You’re now 23 to 26 weeks pregnant and your developing baby is showing just how strong his muscles have become by kicking and moving actively in the womb. Find out what foods fuel your developing baby’s motor skills and help support his overall growth and development.
Your developing baby’s physical and mental gym work
You’ll definitely feel plenty of movements in your womb this month, as your developing baby tries tumbling, kicking and rolling to practice his motor skills. Your developing baby is making his presence felt, but that’s also because of his increased size in your womb. Your developing baby now weighs around three pounds (1.3 kilograms) and has grown to between 11 and 16 inches (28 to 40 centimeters) long. You also probably noticed your developing baby's sleeping habits don't necessarily match your own! Don't worry, his energetic movements will become less frequent towards the end of your pregnancy as he has less room to move.
All this gym work will pay off in the future as your developing baby is practicing the movements that will help him eat, drink and breathe. His brain, which continues to develop, is also helping him to learn these skills.
While your developing baby is hard at work practicing his motor skills, you can help to support his progress by eating well and nourishing yourself and your developing baby.
What foods do you eat to help his body and brain and nourish yourself?
So much physical activity and mental development in weeks 23 to 26 means it’s a good time to re-evaluate what you eat. You’ll want to get all your nutritional requirements, as well as giving your developing baby all the nutrients he needs. For example, your well-balanced diet needs to include DHA, the omega-3 fatty acid that’s so essential for his brain and eyes to develop. In fact, DHA represents about 97% of all omega-3 fats in the brain and 93% of all omega-3 fats in the retina in the eye1.
It’s also time to eat more protein and that means including more chicken, fish, rice and eggs in your meals. The amino acids in protein are the building blocks for your developing baby’s cells and for your growing body.2
You’ll also need to increase the amount of protein you consume in the second and third trimester of your pregnancy from about 45 grams per day to 70 grams per day3. An egg has about 6 grams; one cup of skimmed milk has 8 grams; half a cup of raw tofu has 20 grams; and half a roasted chicken breast has around 27 grams. So you should have no trouble getting the required amount.

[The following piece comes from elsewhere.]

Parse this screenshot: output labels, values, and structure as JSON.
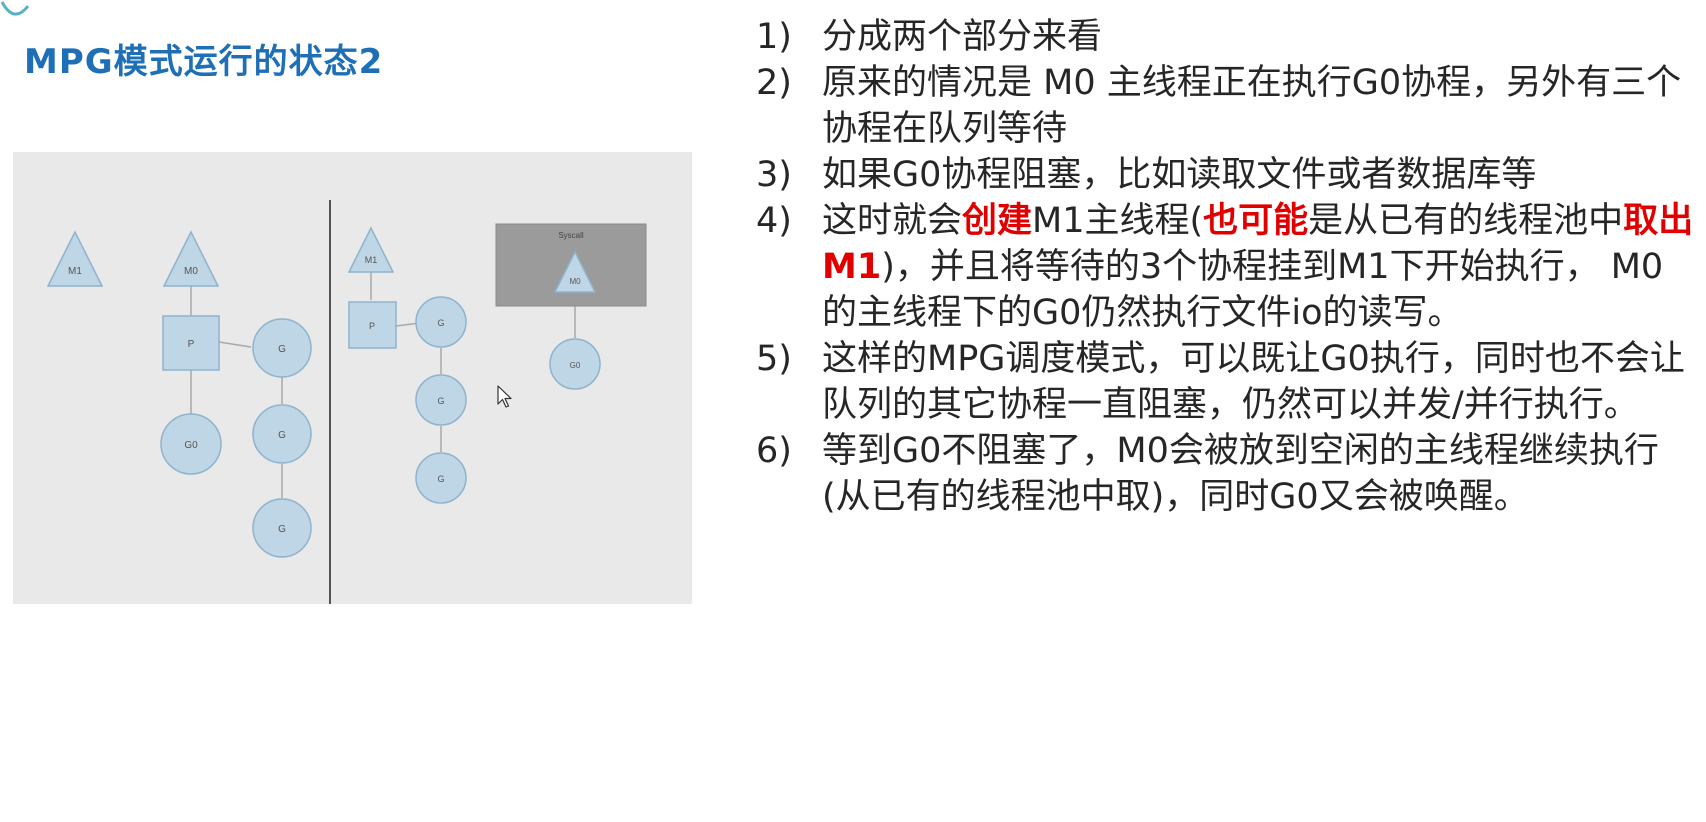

Drink enough water. Water helps carry nutrients to your cells, takes away waste and prevents you from getting dehydrated and fatigued. Pregnant women are advised to consume at least 10 glasses of water per day.4
Help your developing baby grow strong bones and teeth by getting enough calcium on a daily basis. Foods, such as beancurd, soft tofu set with calcium salt, soy milk fortified with calcium, dried shrimp, sesame paste, cooked eggs, and vegetables like choy sum, kale, bok choi, mustard greens, and broccoli,5 are all good sources of calcium.
Your developing baby’s early preparation
Between weeks 23 to 26 of pregnancy, your developing baby’s lungs produce a fatty substance called surfactant. This will help his lungs expand more easily when, in three months’ time, he has to breathe on his own.
Next month, your developing baby will start to develop a new sense. Read on to find out how his sense of smell develops at the start of your third trimester in pregnancy stages: month 7.
Almost all parents talk to their unborn child. And last month was when he began to hear you for the first time. You can track how far you and your developing baby have come in pregnancy stages: month 5.
Want to learn more about how your developing baby will develop over your pregnancy – plus, nutritional advice for you and your developing baby, online support and more? Then sign up for Enfamama A+ Club to receive new articles, useful tips and rewards that can help you and your developing baby!
2Medline Plus, National Institutes of Health. Protein in diet. Downloaded from https://www.nlm.nih.gov/medlineplus/ency/article/002467.htm. Accessed on October 2015.
4Mayo Clinic. Water: How much should you drink every day? Downloaded from http://www.mayoclinic.org/healthy-lifestyle/nutrition-and-healthy-eating.... Accessed on October 2015.